AngularJS with Pretty URLs: Removing the # in Amazon S3

AUG 09, 2015

Angular URLs

Angular ngRoute uses the # (hashtag) by default when routing pages. For example, if you have an "about" page, your URL will look like http://mywebsite.com/#/about. With this, the # looks misplaced since we are used to see URLs like http://mywebsite.com/about.

The reason for this ugly character to be used is to avoid the need of a server-side rewrite rule. With this, learning and using ngRoute is easier.

To prettify your URLs, the first step is to prepare your Angular app:

  1. Add a base URL
  2. Configure the $locationProvider
  3. Fix your application links

Add a base URL

The base URL is not mandatory, but it's better to add it to avoid some extra configurations and to add support for old browsers.

To add this, just place the base element inside your page's head.

<!doctype html>
<html>
  <head>
    <title>My Page</title>
    <base href="/">
  </head>
  (...)

Note: some websites hosts more than one application. If that's your case, the root of your app may be something like http://mywebsite.com/myapp. In this example, your base will be:

<base href="/myapp/">

Configure the Location Provider

When configuring your ngRoute rules, just inject the $locationProvider and configure it with $locationProvider.html5Mode(true). With this, you're telling your Angular app to use HTML5 history.pushState() feature to control routing and to change URLs without refreshing the pages.

angular
  .module('myApp')
  .config([
    '$routeProvider',
    '$locationProvider',
    function($routeProvider, $locationProvider) {
      $routeProvider
      .when('/', {
        templateUrl: 'home.html'
      })
      .when('/about', {
        templateUrl: 'about.html'
      });

      // Add HTML5 History API support
      $locationProvider.html5Mode(true);
  }
]);

If your application was working with #, probably you have many links starting with #/ and you need to remove them now. Search through all files to locate things like <a href="#/">About</a> and change to <a href="/">About</a>.

Server URL Rewrite

You have adjusted the client-side. Now you need to adjust the server-side. Otherwise, when you browse for http://mywebsite.com/about, the server will try to locate a file named "about" at your root level and will return a 404 error. You don't want to create a "about" file. What you want is to redirect to the main file where your Angular app is defined (usually index.html) and retrieve the "about" information maintaining the URL with /about.

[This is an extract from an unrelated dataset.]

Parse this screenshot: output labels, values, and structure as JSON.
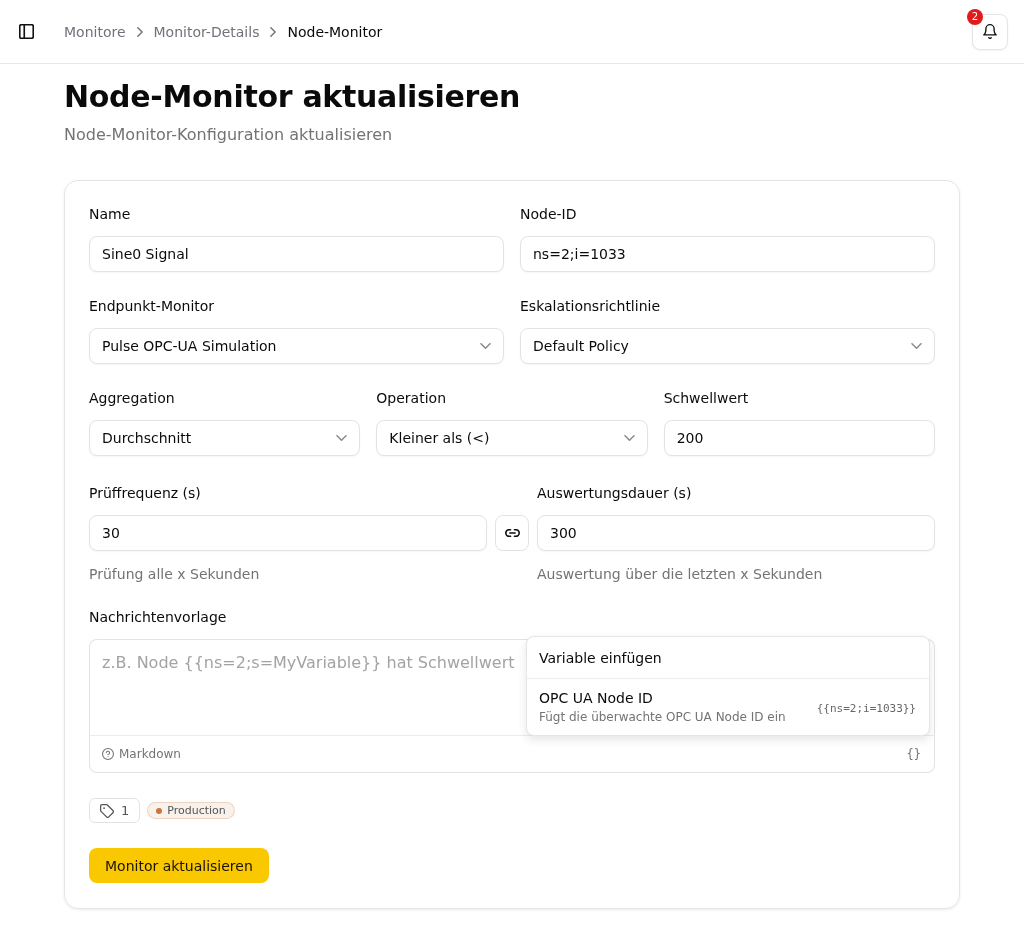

To configure this, each server has its own guide. You can follow this link to see how this is done for Apache, IIS and others. For Amazon S3, read below.

Amazon S3 URL Rewrite

First, open the AWS Management Console and browse to S3. Next, click on your website bucket in the left panel and see its properties in the right panel. Clicking on "Static Website Hosting" gives you the following options:

s3-configuration

You'll edit the redirection rules using the following XML:

<RoutingRules>
  <RoutingRule>
    <Condition>
      <HttpErrorCodeReturnedEquals>404</HttpErrorCodeReturnedEquals>
    </Condition>
    <Redirect>
      <HostName>zanon.io</HostName> <!-- add your domain name here -->
      <ReplaceKeyPrefixWith>#/</ReplaceKeyPrefixWith>
    </Redirect>
  </RoutingRule>
</RoutingRules>

Note: after saving, you may need up to 5 minutes to see the configuration taking effect.

In this configuration, you're telling AWS that when a user browses for an URL that does not exist (404 error), instead of showing the error, AWS will redirect the user to another page replacing the key prefix / with #/. This means that if your user browses for http://mywebsite.com/about, Amazon will redirect to http://mywebsite.com/#/about, but since we have configured HTML5 push state, Angular will handle the request and rewrite again the URL to http://mywebsite.com/about.

UPDATE: Sep 06, 2015

This solution works pretty well, but configuring this S3 URL Rewrite is not SEO-friendly as I've discovered later. You can read why in my Stack Overflow question/answer. If you want an application SEO-friendly and with pretty URLs in Amazon, you need to avoid this S3 rewrite rule and pre-render all of your pages before uploading them. You can read more about this in my blog post: Angular: How to create a SPA crawlable and SEO friendly?